SMART control of the Mars Oxygen ISRU Experiment and implications for support of crewed Mars exploration missions
Forrest Meyen, PhD Candidate, Man Vehicle Laboratory
As humankind expands its footprint in the solar system, it is increasingly important to make use of Earth-independent resources to make these missions economically feasible and sustainable. In-Situ Resource Utilization (ISRU), the science of ‘living off the land’, unlocks potential destinations by harvesting local resources and significantly reducing the amount of resources that need to be launched from Earth. Carbon dioxide is an example of a planetary resource that comprises nearly 96% of the Martian atmosphere, and can be utilized to produce oxygen for propulsion and life support. The Mars Oxygen ISRU Experiment (MOXIE) is a payload being developed by MIT and NASA JPL for the Mars 2020 mission. MOXIE will be the first demonstration of oxygen production from the Martian atmosphere. MOXIE will prove the solid oxide electrolysis (SOXE) technology needed for supplying oxidizer for a Mars Ascent Vehicle to enable a human expedition to Mars in the 2030s. Rigorous characterization of the SOXE cells was used to create a multi-domain physical system model of MOXIE called SimSitu.
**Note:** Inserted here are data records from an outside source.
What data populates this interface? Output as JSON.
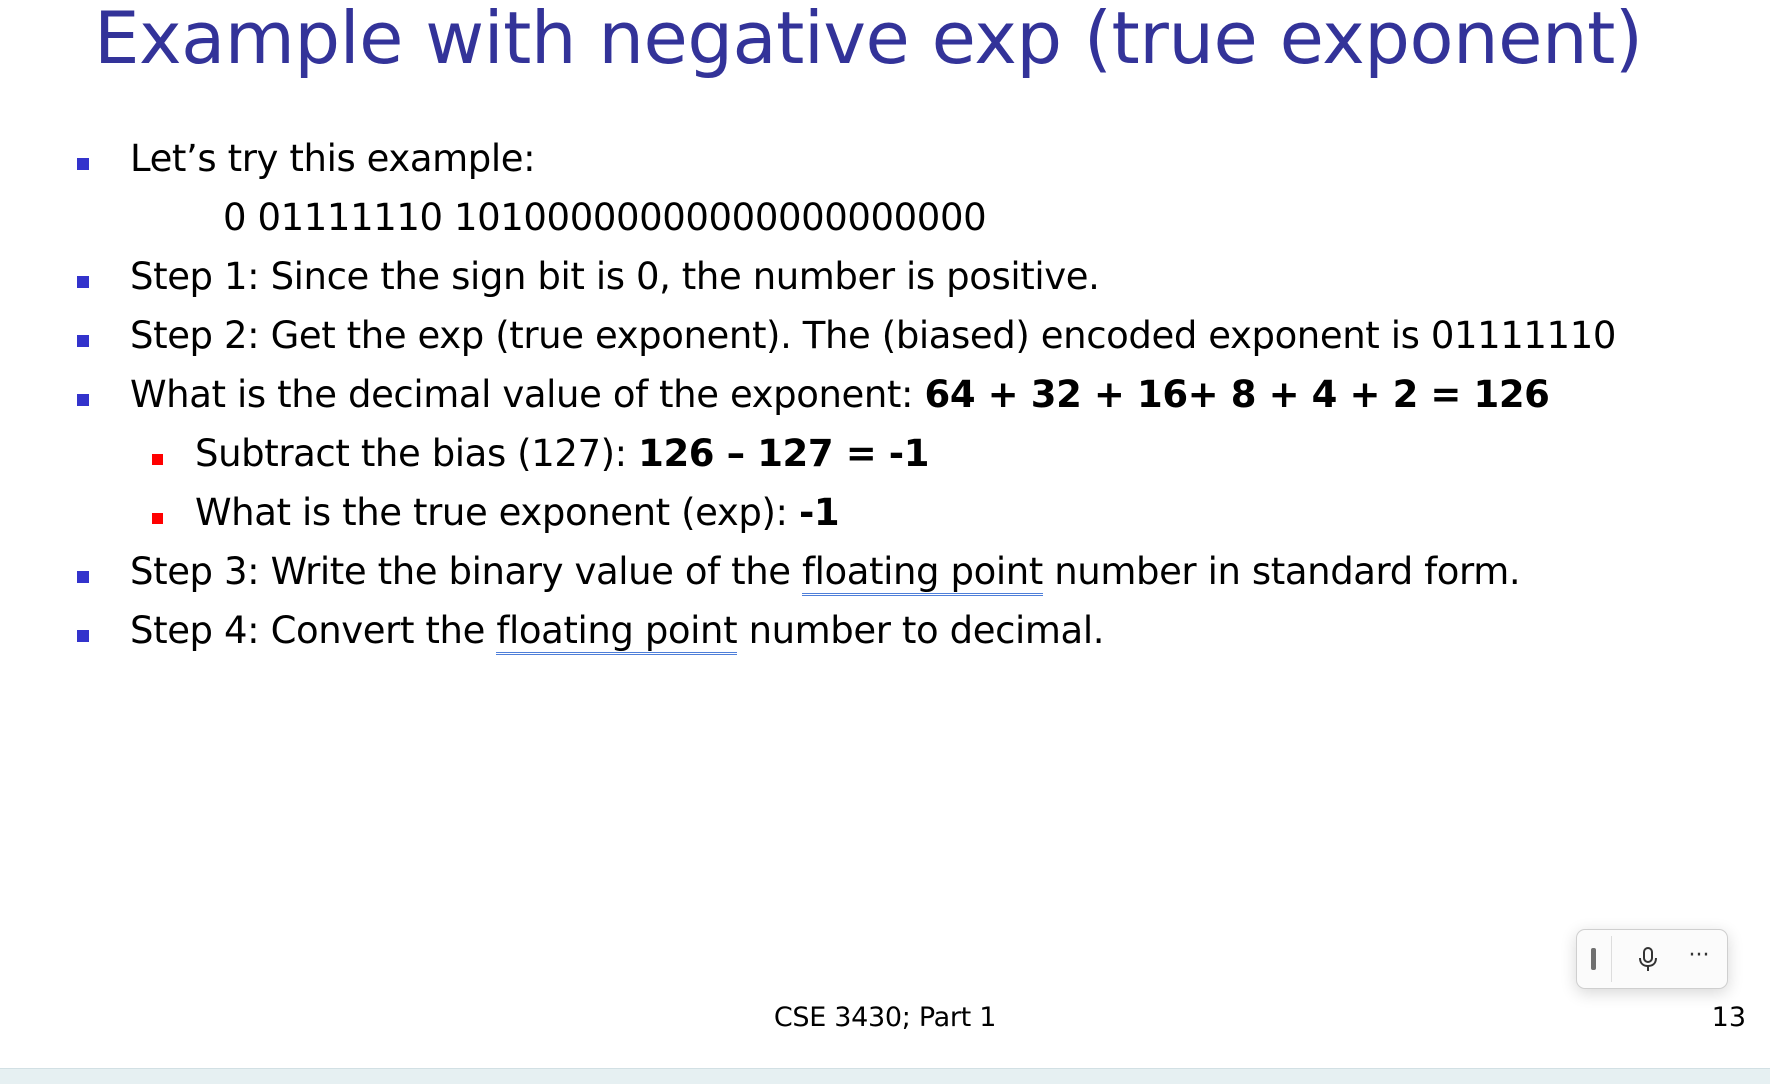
{
  "slide": {
    "title": "Example with negative exp (true exponent)",
    "bullets": {
      "b1": "Let’s try this example:",
      "example_bits": "0 01111110 10100000000000000000000",
      "b2": "Step 1: Since the sign bit is 0, the number is positive.",
      "b3": "Step 2: Get the exp (true exponent). The (biased) encoded exponent is 01111110",
      "b4_prefix": "What is the decimal value of the exponent: ",
      "b4_bold": "64 + 32 + 16+ 8 + 4 + 2 = 126",
      "sub1_prefix": "Subtract the bias (127): ",
      "sub1_bold": "126 – 127 = -1",
      "sub2_prefix": "What is the true exponent (exp): ",
      "sub2_bold": "-1",
      "b5_prefix": "Step 3: Write the binary value of the ",
      "b5_underlined": "floating point",
      "b5_suffix": " number in standard form.",
      "b6_prefix": "Step 4: Convert the ",
      "b6_underlined": "floating point",
      "b6_suffix": " number to decimal."
    },
    "footer": "CSE 3430; Part 1",
    "page_number": "13"
  },
  "dictation_toolbar": {
    "icons": [
      "drag-handle",
      "microphone-icon",
      "more-options-icon"
    ],
    "more_label": "···"
  },
  "colors": {
    "title": "#333399",
    "bullet_primary": "#3333cc",
    "bullet_secondary": "#ff0000",
    "spellcheck_underline": "#4f7fd9"
  }
}
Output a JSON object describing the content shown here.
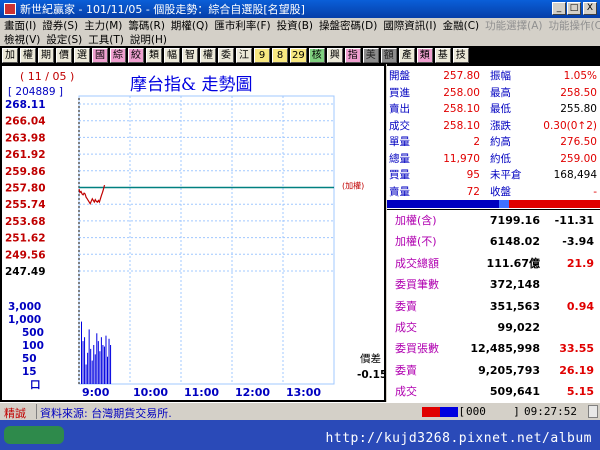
{
  "window": {
    "title": "新世紀贏家 - 101/11/05 - 個股走勢：綜合自選股[名望股]",
    "buttons": [
      "_",
      "□",
      "X"
    ]
  },
  "menu": {
    "row1": [
      "畫面(I)",
      "證券(S)",
      "主力(M)",
      "籌碼(R)",
      "期權(Q)",
      "匯市利率(F)",
      "投資(B)",
      "操盤密碼(D)",
      "國際資訊(I)",
      "金融(C)",
      "功能選擇(A)",
      "功能操作(C)"
    ],
    "row2": [
      "檢視(V)",
      "設定(S)",
      "工具(T)",
      "說明(H)"
    ]
  },
  "toolbar": [
    "加",
    "權",
    "期",
    "價",
    "選",
    "國",
    "綜",
    "絞",
    "類",
    "幅",
    "智",
    "權",
    "委",
    "江",
    "9",
    "8",
    "29",
    "核",
    "興",
    "指",
    "美",
    "額",
    "產",
    "類",
    "基",
    "技"
  ],
  "chart": {
    "date": "( 11 / 05 )",
    "volume_code": "[ 204889 ]",
    "title": "摩台指&  走勢圖",
    "price_ticks": [
      "268.11",
      "266.04",
      "263.98",
      "261.92",
      "259.86",
      "257.80",
      "255.74",
      "253.68",
      "251.62",
      "249.56",
      "247.49"
    ],
    "volume_ticks": [
      "3,000",
      "1,000",
      "500",
      "100",
      "50",
      "15",
      "口"
    ],
    "time_ticks": [
      "9:00",
      "10:00",
      "11:00",
      "12:00",
      "13:00"
    ],
    "ref_label": "(加權)",
    "diff_label": "價差",
    "diff_value": "-0.15",
    "reference_price": 257.8,
    "price_series": [
      257.6,
      257.2,
      257.3,
      257.0,
      256.9,
      257.1,
      257.0,
      256.6,
      256.4,
      256.2,
      256.0,
      255.8,
      256.1,
      256.4,
      256.2,
      256.0,
      256.3,
      256.1,
      256.0,
      256.2,
      256.0,
      256.4,
      256.8,
      257.2,
      257.6,
      258.1
    ],
    "volume_series": [
      0.8,
      0.55,
      0.6,
      0.25,
      0.4,
      0.7,
      0.45,
      0.3,
      0.5,
      0.38,
      0.65,
      0.55,
      0.42,
      0.6,
      0.5,
      0.48,
      0.62,
      0.35,
      0.58,
      0.5
    ]
  },
  "quote": {
    "rows": [
      {
        "l1": "開盤",
        "v1": "257.80",
        "l2": "振幅",
        "v2": "1.05%",
        "c1": "red",
        "c2": "red"
      },
      {
        "l1": "買進",
        "v1": "258.00",
        "l2": "最高",
        "v2": "258.50",
        "c1": "red",
        "c2": "red"
      },
      {
        "l1": "賣出",
        "v1": "258.10",
        "l2": "最低",
        "v2": "255.80",
        "c1": "red",
        "c2": "blk"
      },
      {
        "l1": "成交",
        "v1": "258.10",
        "l2": "漲跌",
        "v2": "0.30(0↑2)",
        "c1": "red",
        "c2": "red"
      },
      {
        "l1": "單量",
        "v1": "2",
        "l2": "約高",
        "v2": "276.50",
        "c1": "red",
        "c2": "red"
      },
      {
        "l1": "總量",
        "v1": "11,970",
        "l2": "約低",
        "v2": "259.00",
        "c1": "red",
        "c2": "red"
      },
      {
        "l1": "買量",
        "v1": "95",
        "l2": "未平倉",
        "v2": "168,494",
        "c1": "red",
        "c2": "blk"
      },
      {
        "l1": "賣量",
        "v1": "72",
        "l2": "收盤",
        "v2": "-",
        "c1": "red",
        "c2": "red"
      }
    ]
  },
  "market": {
    "rows": [
      {
        "label": "加權(含)",
        "value": "7199.16",
        "change": "-11.31",
        "cv": "blk",
        "cc": "blk"
      },
      {
        "label": "加權(不)",
        "value": "6148.02",
        "change": "-3.94",
        "cv": "blk",
        "cc": "blk"
      },
      {
        "label": "成交總額",
        "value": "111.67億",
        "change": "21.9",
        "cv": "blk",
        "cc": "red"
      },
      {
        "label": "委買筆數",
        "value": "372,148",
        "change": "",
        "cv": "blk",
        "cc": "blk"
      },
      {
        "label": "委賣",
        "value": "351,563",
        "change": "0.94",
        "cv": "blk",
        "cc": "red"
      },
      {
        "label": "成交",
        "value": "99,022",
        "change": "",
        "cv": "blk",
        "cc": "blk"
      },
      {
        "label": "委買張數",
        "value": "12,485,998",
        "change": "33.55",
        "cv": "blk",
        "cc": "red"
      },
      {
        "label": "委賣",
        "value": "9,205,793",
        "change": "26.19",
        "cv": "blk",
        "cc": "red"
      },
      {
        "label": "成交",
        "value": "509,641",
        "change": "5.15",
        "cv": "blk",
        "cc": "red"
      }
    ]
  },
  "status": {
    "left_label": "精誠",
    "source": "資料來源: 台灣期貨交易所.",
    "counter": "000",
    "time": "09:27:52"
  },
  "watermark": "http://kujd3268.pixnet.net/album",
  "colors": {
    "title_bg": "#063ea8",
    "toolbar_bg": "#000000",
    "price_line": "#c00000",
    "ref_line": "#008080",
    "volume_bar": "#0000e0",
    "grid": "#a0c8ff"
  }
}
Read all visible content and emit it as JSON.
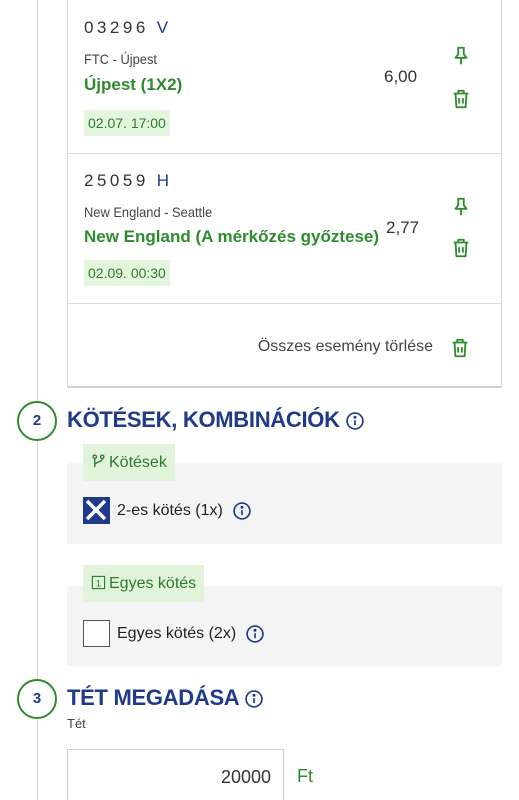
{
  "bets": [
    {
      "code": "03296",
      "mark": "V",
      "teams": "FTC - Újpest",
      "pick": "Újpest (1X2)",
      "date": "02.07. 17:00",
      "odds": "6,00"
    },
    {
      "code": "25059",
      "mark": "H",
      "teams": "New England - Seattle",
      "pick": "New England (A mérkőzés győztese)",
      "date": "02.09. 00:30",
      "odds": "2,77"
    }
  ],
  "clear_all_label": "Összes esemény törlése",
  "section2": {
    "number": "2",
    "title": "KÖTÉSEK, KOMBINÁCIÓK",
    "combos_tag": "Kötések",
    "combo_option": {
      "label": "2-es kötés (1x)",
      "checked": true
    },
    "singles_tag": "Egyes kötés",
    "singles_tag_icon_text": "1",
    "singles_option": {
      "label": "Egyes kötés (2x)",
      "checked": false
    }
  },
  "section3": {
    "number": "3",
    "title": "TÉT MEGADÁSA",
    "stake_label": "Tét",
    "stake_value": "20000",
    "currency": "Ft"
  },
  "colors": {
    "navy": "#1f3a8a",
    "green": "#2e8b2e",
    "tag_bg": "#e2f3db"
  }
}
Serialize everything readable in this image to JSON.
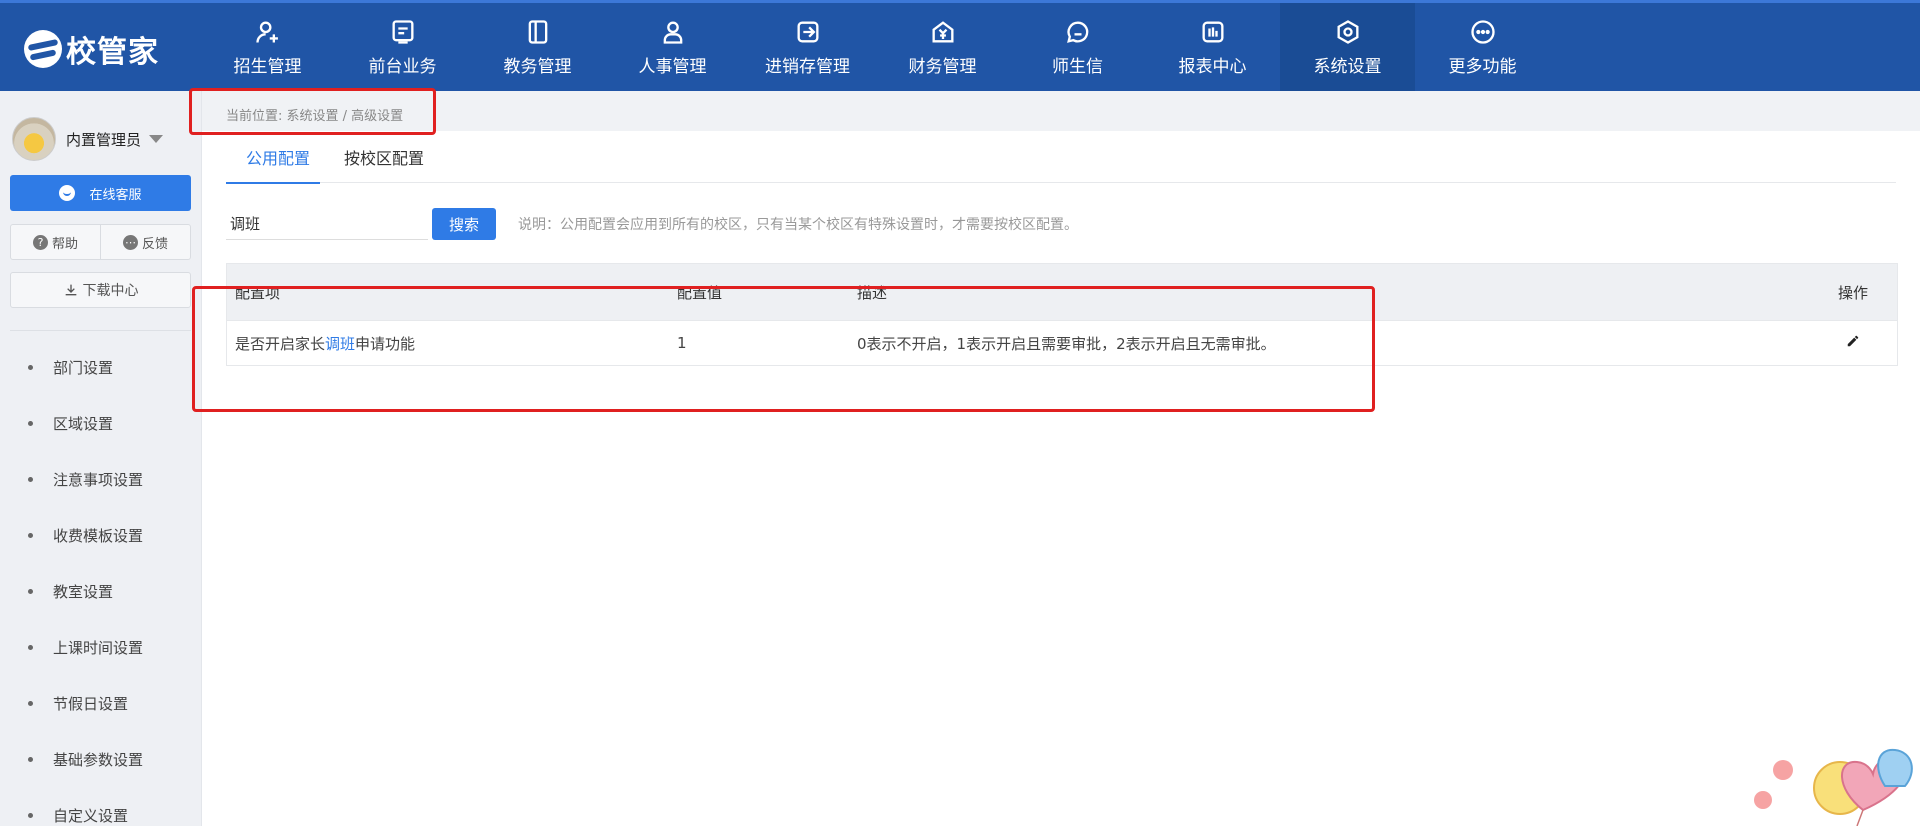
{
  "brand": {
    "name": "校管家"
  },
  "nav": [
    {
      "label": "招生管理",
      "icon": "add-user-icon"
    },
    {
      "label": "前台业务",
      "icon": "monitor-icon"
    },
    {
      "label": "教务管理",
      "icon": "book-icon"
    },
    {
      "label": "人事管理",
      "icon": "person-icon"
    },
    {
      "label": "进销存管理",
      "icon": "arrow-box-icon"
    },
    {
      "label": "财务管理",
      "icon": "yen-house-icon"
    },
    {
      "label": "师生信",
      "icon": "chat-icon"
    },
    {
      "label": "报表中心",
      "icon": "bar-report-icon"
    },
    {
      "label": "系统设置",
      "icon": "gear-hex-icon",
      "active": true
    },
    {
      "label": "更多功能",
      "icon": "more-dots-icon"
    }
  ],
  "user": {
    "name": "内置管理员"
  },
  "sidebar": {
    "service_label": "在线客服",
    "help_label": "帮助",
    "feedback_label": "反馈",
    "download_label": "下载中心",
    "menu": [
      "部门设置",
      "区域设置",
      "注意事项设置",
      "收费模板设置",
      "教室设置",
      "上课时间设置",
      "节假日设置",
      "基础参数设置",
      "自定义设置"
    ]
  },
  "breadcrumb": "当前位置: 系统设置 / 高级设置",
  "tabs": [
    "公用配置",
    "按校区配置"
  ],
  "search": {
    "value": "调班",
    "button_label": "搜索",
    "note": "说明：公用配置会应用到所有的校区，只有当某个校区有特殊设置时，才需要按校区配置。"
  },
  "table": {
    "headers": [
      "配置项",
      "配置值",
      "描述",
      "操作"
    ],
    "rows": [
      {
        "name_prefix": "是否开启家长",
        "name_keyword": "调班",
        "name_suffix": "申请功能",
        "value": "1",
        "description": "0表示不开启，1表示开启且需要审批，2表示开启且无需审批。"
      }
    ]
  },
  "colors": {
    "topbar": "#2055a6",
    "accent": "#2f7be6",
    "highlight": "#e02020"
  }
}
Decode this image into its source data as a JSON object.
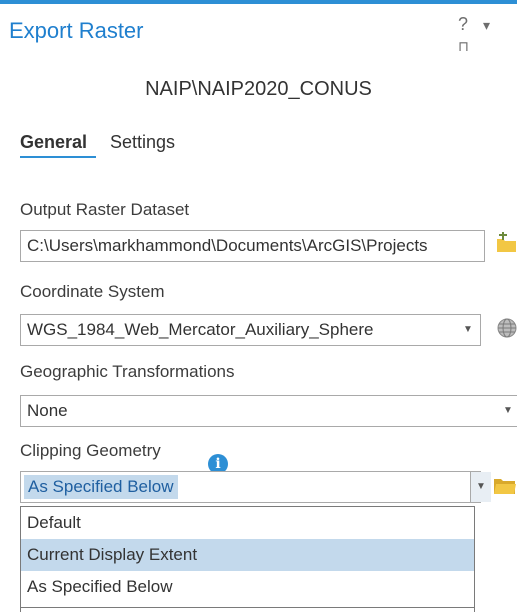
{
  "window": {
    "title": "Export Raster",
    "help_glyph": "?",
    "menu_glyph": "▾",
    "pin_glyph": "⊓"
  },
  "layer_name": "NAIP\\NAIP2020_CONUS",
  "tabs": [
    {
      "label": "General",
      "active": true
    },
    {
      "label": "Settings",
      "active": false
    }
  ],
  "output_raster": {
    "label": "Output Raster Dataset",
    "value": "C:\\Users\\markhammond\\Documents\\ArcGIS\\Projects"
  },
  "coordinate_system": {
    "label": "Coordinate System",
    "value": "WGS_1984_Web_Mercator_Auxiliary_Sphere"
  },
  "geo_transform": {
    "label": "Geographic Transformations",
    "value": "None"
  },
  "clipping": {
    "label": "Clipping Geometry",
    "info_glyph": "i",
    "value": "As Specified Below",
    "options": [
      "Default",
      "Current Display Extent",
      "As Specified Below"
    ],
    "highlighted_option": "Current Display Extent"
  },
  "icons": {
    "add_folder": "folder-add-icon",
    "globe": "globe-icon",
    "folder": "folder-icon",
    "info": "info-icon"
  },
  "colors": {
    "accent": "#2d8fd5",
    "highlight": "#c3d9ec",
    "folder": "#f2c744"
  }
}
This model was used to develop the Safe Margin Active Reduction Tracking (SMART) control algorithm to safely maximize oxygen production for MOXIE. The combined SimSitu and SMART control model serves as a basis for trade studies of an atmospheric ISRU system to support a crewed Mars mission.